• Work with youth, women, teachers, workers, in the cities and the rural areas
• The building of 200 housing units, with support from the Ecuadorian Bishops Conference, the Ministry of Social Services, and in a small way, from the beneficiaries themselves
• Improving the life of the poor by creating physical spaces where they can receive spiritual formation
• Improving agricultural production with the goal of increasing the family income
• Scholarships for 350 students
• Work with women and children with respect to their rights
• Nutrition projects in schools
• Production and commercialization of medicinal plants, and establishing of pharmacies and dispensaries
affordable to the local people
Scarboro lay missioner Julia Duarte is an Ecuadorian working in Riobamba with her husband Tom Walsh and their children.
In addition to pastoral work for the Diocese of Riobamba, Julia also teaches at Christ the Good Shepherd Seminary and is working on a special program of education directed at youth and women in urban centres of the diocese.

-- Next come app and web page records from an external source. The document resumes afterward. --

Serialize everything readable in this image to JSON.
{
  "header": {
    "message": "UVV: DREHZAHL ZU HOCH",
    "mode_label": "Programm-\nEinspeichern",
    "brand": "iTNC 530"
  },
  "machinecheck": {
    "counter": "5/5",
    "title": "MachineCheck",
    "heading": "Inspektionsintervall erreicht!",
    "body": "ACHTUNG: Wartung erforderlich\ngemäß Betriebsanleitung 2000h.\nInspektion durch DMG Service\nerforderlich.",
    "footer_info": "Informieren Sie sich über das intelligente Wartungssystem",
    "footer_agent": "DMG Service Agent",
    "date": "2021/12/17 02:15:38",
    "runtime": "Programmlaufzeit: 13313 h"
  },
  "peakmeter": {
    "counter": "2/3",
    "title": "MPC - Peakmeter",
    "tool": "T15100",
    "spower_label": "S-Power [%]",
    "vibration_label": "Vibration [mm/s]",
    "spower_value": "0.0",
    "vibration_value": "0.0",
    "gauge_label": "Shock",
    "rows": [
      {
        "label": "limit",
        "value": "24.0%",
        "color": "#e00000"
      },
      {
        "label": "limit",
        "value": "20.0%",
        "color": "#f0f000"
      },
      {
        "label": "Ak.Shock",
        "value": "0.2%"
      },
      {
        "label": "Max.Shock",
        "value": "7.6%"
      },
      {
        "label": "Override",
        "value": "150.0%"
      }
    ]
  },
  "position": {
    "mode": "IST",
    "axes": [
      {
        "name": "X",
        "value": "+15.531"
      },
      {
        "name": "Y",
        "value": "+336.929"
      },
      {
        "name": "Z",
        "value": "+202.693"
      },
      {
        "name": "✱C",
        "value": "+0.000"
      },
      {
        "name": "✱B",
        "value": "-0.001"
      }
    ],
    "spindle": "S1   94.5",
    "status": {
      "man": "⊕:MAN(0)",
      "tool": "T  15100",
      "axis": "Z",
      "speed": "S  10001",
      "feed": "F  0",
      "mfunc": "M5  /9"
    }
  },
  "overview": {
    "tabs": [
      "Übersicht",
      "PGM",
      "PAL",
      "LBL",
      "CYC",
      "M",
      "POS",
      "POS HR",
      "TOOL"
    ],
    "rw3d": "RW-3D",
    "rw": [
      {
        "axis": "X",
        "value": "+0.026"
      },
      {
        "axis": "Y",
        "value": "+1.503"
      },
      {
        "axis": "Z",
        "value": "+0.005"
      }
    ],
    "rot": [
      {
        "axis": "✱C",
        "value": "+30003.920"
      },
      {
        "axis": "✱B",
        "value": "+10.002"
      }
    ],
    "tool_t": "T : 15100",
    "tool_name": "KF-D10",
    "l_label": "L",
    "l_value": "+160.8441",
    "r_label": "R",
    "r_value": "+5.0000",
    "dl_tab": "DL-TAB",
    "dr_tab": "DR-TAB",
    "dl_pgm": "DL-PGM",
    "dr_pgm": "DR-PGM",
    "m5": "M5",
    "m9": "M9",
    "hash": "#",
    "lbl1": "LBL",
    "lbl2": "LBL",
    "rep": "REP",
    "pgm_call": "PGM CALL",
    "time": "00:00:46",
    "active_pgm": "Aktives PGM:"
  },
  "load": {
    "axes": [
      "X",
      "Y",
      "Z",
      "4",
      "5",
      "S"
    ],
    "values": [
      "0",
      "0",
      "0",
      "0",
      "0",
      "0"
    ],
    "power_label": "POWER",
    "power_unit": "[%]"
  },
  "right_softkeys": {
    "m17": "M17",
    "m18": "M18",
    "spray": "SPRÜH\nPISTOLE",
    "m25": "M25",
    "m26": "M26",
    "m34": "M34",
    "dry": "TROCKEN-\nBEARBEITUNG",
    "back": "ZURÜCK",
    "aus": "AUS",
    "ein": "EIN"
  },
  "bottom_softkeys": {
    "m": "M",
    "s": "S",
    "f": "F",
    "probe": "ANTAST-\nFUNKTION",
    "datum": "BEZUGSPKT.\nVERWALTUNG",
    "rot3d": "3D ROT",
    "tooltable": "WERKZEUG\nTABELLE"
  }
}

Building a new Ecuador
(Taken from an interview with Bishop Vicente Eguiguren, president of the Ecuadorian Bishops Conference. Reprinted from Ladoc.)
“...FIRST, there needs to be a new political culture in Ecuador...
Education in civic values is a fundamental point for long-term success.
SECOND, we need to insist on the unity of the nation. We need to avoid the fragmentation of the country...to focus on the natural and civic unity, which is the municipality...to reinforce municipalities, because that is where citizens are formed and the immediate problems, and solutions to problems, are analyzed.
THIRD, we need to strongly insist that the economic model is based on a human economy, an economy that is centred on the person...and the family.
FOURTH, we need to strengthen democracy...the right path is democracy, but it has to be improved and this is a daily task.”